> [Your instructions]: The full set of records must be returned exactly, character for character.

> [Supplied entries]:
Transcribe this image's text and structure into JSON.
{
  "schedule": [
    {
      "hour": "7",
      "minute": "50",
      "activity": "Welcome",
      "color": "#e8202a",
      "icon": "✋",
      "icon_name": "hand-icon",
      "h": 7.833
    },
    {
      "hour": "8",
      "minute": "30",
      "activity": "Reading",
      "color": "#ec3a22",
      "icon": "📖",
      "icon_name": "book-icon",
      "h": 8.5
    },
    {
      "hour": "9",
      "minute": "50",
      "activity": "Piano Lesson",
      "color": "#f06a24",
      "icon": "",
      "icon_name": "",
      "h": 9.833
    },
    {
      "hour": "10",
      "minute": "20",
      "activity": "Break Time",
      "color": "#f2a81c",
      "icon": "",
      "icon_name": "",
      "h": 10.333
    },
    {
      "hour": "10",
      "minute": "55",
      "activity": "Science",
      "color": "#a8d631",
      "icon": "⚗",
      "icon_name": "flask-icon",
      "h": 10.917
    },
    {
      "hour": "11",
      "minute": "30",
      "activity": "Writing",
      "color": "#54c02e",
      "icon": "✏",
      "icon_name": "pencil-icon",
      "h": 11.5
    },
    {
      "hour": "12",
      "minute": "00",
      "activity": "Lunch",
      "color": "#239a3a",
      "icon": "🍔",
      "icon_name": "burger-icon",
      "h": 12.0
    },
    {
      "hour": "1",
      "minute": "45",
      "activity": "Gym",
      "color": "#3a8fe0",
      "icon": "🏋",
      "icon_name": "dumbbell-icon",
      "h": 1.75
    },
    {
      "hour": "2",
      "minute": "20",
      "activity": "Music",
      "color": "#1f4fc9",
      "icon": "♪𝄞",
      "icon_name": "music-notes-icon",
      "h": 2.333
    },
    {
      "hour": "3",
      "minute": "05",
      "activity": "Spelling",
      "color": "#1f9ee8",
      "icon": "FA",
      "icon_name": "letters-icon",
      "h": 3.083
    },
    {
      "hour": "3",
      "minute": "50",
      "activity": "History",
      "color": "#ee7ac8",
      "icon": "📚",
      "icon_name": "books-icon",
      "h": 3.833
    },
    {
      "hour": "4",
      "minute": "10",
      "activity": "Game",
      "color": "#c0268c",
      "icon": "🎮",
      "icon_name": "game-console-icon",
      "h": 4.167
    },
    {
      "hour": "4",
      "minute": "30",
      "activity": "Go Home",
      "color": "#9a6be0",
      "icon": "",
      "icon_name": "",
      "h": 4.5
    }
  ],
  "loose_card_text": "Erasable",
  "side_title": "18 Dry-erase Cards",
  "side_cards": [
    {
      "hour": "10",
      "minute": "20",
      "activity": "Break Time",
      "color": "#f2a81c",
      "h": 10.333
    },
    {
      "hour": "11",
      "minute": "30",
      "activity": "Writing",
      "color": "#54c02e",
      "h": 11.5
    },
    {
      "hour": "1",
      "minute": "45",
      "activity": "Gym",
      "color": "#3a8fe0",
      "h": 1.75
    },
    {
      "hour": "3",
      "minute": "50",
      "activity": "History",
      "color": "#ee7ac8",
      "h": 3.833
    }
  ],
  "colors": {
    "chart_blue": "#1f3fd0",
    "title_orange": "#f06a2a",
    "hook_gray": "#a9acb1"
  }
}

> [Answer to this problem]:
Transcribe this image's text and structure into JSON.
{
  "schedule": [
    {
      "hour": "7",
      "minute": "50",
      "activity": "Welcome",
      "color": "#e8202a",
      "icon": "✋",
      "icon_name": "hand-icon",
      "h": 7.833
    },
    {
      "hour": "8",
      "minute": "30",
      "activity": "Reading",
      "color": "#ec3a22",
      "icon": "📖",
      "icon_name": "book-icon",
      "h": 8.5
    },
    {
      "hour": "9",
      "minute": "50",
      "activity": "Piano Lesson",
      "color": "#f06a24",
      "icon": "",
      "icon_name": "",
      "h": 9.833
    },
    {
      "hour": "10",
      "minute": "20",
      "activity": "Break Time",
      "color": "#f2a81c",
      "icon": "",
      "icon_name": "",
      "h": 10.333
    },
    {
      "hour": "10",
      "minute": "55",
      "activity": "Science",
      "color": "#a8d631",
      "icon": "⚗",
      "icon_name": "flask-icon",
      "h": 10.917
    },
    {
      "hour": "11",
      "minute": "30",
      "activity": "Writing",
      "color": "#54c02e",
      "icon": "✏",
      "icon_name": "pencil-icon",
      "h": 11.5
    },
    {
      "hour": "12",
      "minute": "00",
      "activity": "Lunch",
      "color": "#239a3a",
      "icon": "🍔",
      "icon_name": "burger-icon",
      "h": 12.0
    },
    {
      "hour": "1",
      "minute": "45",
      "activity": "Gym",
      "color": "#3a8fe0",
      "icon": "🏋",
      "icon_name": "dumbbell-icon",
      "h": 1.75
    },
    {
      "hour": "2",
      "minute": "20",
      "activity": "Music",
      "color": "#1f4fc9",
      "icon": "♪𝄞",
      "icon_name": "music-notes-icon",
      "h": 2.333
    },
    {
      "hour": "3",
      "minute": "05",
      "activity": "Spelling",
      "color": "#1f9ee8",
      "icon": "FA",
      "icon_name": "letters-icon",
      "h": 3.083
    },
    {
      "hour": "3",
      "minute": "50",
      "activity": "History",
      "color": "#ee7ac8",
      "icon": "📚",
      "icon_name": "books-icon",
      "h": 3.833
    },
    {
      "hour": "4",
      "minute": "10",
      "activity": "Game",
      "color": "#c0268c",
      "icon": "🎮",
      "icon_name": "game-console-icon",
      "h": 4.167
    },
    {
      "hour": "4",
      "minute": "30",
      "activity": "Go Home",
      "color": "#9a6be0",
      "icon": "",
      "icon_name": "",
      "h": 4.5
    }
  ],
  "loose_card_text": "Erasable",
  "side_title": "18 Dry-erase Cards",
  "side_cards": [
    {
      "hour": "10",
      "minute": "20",
      "activity": "Break Time",
      "color": "#f2a81c",
      "h": 10.333
    },
    {
      "hour": "11",
      "minute": "30",
      "activity": "Writing",
      "color": "#54c02e",
      "h": 11.5
    },
    {
      "hour": "1",
      "minute": "45",
      "activity": "Gym",
      "color": "#3a8fe0",
      "h": 1.75
    },
    {
      "hour": "3",
      "minute": "50",
      "activity": "History",
      "color": "#ee7ac8",
      "h": 3.833
    }
  ],
  "colors": {
    "chart_blue": "#1f3fd0",
    "title_orange": "#f06a2a",
    "hook_gray": "#a9acb1"
  }
}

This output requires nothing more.